In the midst of the Communist Party Congress, the Hanoi government demonstrated its determination to tighten its grip on information by adopting, in January 2011, a new decree regulating journalists’ and bloggers’ activities. This decree, which was added to one of the world’s most repressive legislative arsenals, notably provides for fines of up to 40 million dong (2,000 U.S. dollars), in a country where the average salary consists of about 126 U.S. dollars. The text, signed by Prime Minister Nguyen Tan Dung, entered into effect in February 2011. The primary targets for sanctions are authors who post information which is either “unauthorised” or “not the interests of the people.” By interpreting these vague definitions broadly, the Vietnamese government will have leeway to increase the number of arrests of bloggers and journalists. The decree also provides for fines of up to 3 million dong (155 U.S. dollars) for publishing documents or letters online without revealing their sources or their own identity, and fines of 20 million dong (1,000 U.S. dollars) for publishing any documents connected with an official inquiry. This decree attempts to apply to blogs the censorship already in force with the traditional media. It also seriously threatens the protection and confidentiality of information sources. The government is targeting online anonymity by trying to prevent bloggers from using pseudonyms, which could make it easier for the authorities to harass them, as well as to arrest and jail them. Human rights: Non-essential?

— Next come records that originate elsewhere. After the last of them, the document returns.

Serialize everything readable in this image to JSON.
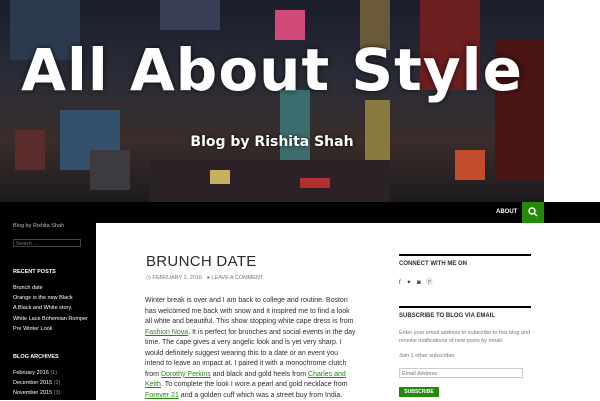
{
  "site": {
    "title": "All About Style",
    "tagline": "Blog by Rishita Shah"
  },
  "nav": {
    "about_label": "ABOUT",
    "search_icon": "search-icon"
  },
  "sidebar": {
    "description": "Blog by Rishita Shah",
    "search_placeholder": "Search …",
    "recent_posts": {
      "heading": "RECENT POSTS",
      "items": [
        "Brunch date",
        "Orange is the new Black",
        "A Black and White story.",
        "White Lace Bohemian Romper",
        "Pre Winter Look"
      ]
    },
    "archives": {
      "heading": "BLOG ARCHIVES",
      "items": [
        {
          "label": "February 2016",
          "count": "(1)"
        },
        {
          "label": "December 2015",
          "count": "(2)"
        },
        {
          "label": "November 2015",
          "count": "(3)"
        }
      ]
    }
  },
  "post": {
    "title": "BRUNCH DATE",
    "date": "FEBRUARY 2, 2016",
    "comment_link": "LEAVE A COMMENT",
    "body": {
      "p1": "Winter break is over and I am back to college and routine. Boston has welcomed me back with snow and it inspired me to find a look all white and beautiful. This show stopping white cape dress is from ",
      "link1": "Fashion Nova",
      "p2": ". It is perfect for brunches and social events in the day time. The cape gives a very angelic look and is yet very sharp. I would definitely suggest wearing this to a date or an event you intend to leave an impact at. I paired it with a monochrome clutch from ",
      "link2": "Dorothy Perkins",
      "p3": " and black and gold heels from ",
      "link3": "Charles and Keith",
      "p4": ". To complete the look I wore a pearl and gold necklace from ",
      "link4": "Forever 21",
      "p5": " and a golden cuff which was a street buy from India."
    }
  },
  "widgets": {
    "connect": {
      "heading": "CONNECT WITH ME ON",
      "icons": [
        "facebook-icon",
        "twitter-icon",
        "instagram-icon",
        "pinterest-icon"
      ]
    },
    "subscribe": {
      "heading": "SUBSCRIBE TO BLOG VIA EMAIL",
      "intro": "Enter your email address to subscribe to this blog and receive notifications of new posts by email.",
      "subscribers": "Join 1 other subscriber",
      "email_placeholder": "Email Address",
      "button_label": "SUBSCRIBE"
    }
  },
  "colors": {
    "accent": "#24890d",
    "nav_bg": "#000000",
    "text": "#2b2b2b",
    "muted": "#767676"
  }
}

Crackdowns tend to intensify before each Congress and then relax somewhat. This time, repression was particularly harsh and the latest legal measures taken by the government bode ill for the future. The Communist Party seems to be pursuing a policy of economic openness while maintaining an iron grip on the country’s political and social life. Last year, Vietnam concluded its term as rotating Chair of the Association of Southeast Asian Nations (ASEAN). Under its presidency, the Human Rights Committee was never called into action. Even though, in July 2010, U.S. Secretary of State Hillary Clinton said that she was “concerned” by the human rights situation in Vietnam, the human rights dialogue between the United States and Vietnam provided an opportunity to denounce multiple violations of freedom of expression and despite international criticism, Hanoi’s attitude has not softened. Priority is being given to the domestic political situation and to maintaining control. Stability is the key focus The control measures taken by the authorities translate the regime’s concern over growing number of cybernauts who openly express their views online and use the Net as a means to compensate for the lack of freedom of expression in Vietnamese society. In growing numbers, they are demanding the right to express their opinions without being harassed by public security officers. Out of a sense of solidarity, Vietnamese bloggers chose the day when Dieu Cay was expected to be released from prison, 19 October 2010, to set up a non-official “Blogger Day”. They circulated an open letter so that everyone could pressure authorities to demand the release of all jailed bloggers and the end of Internet surveillance and censorship.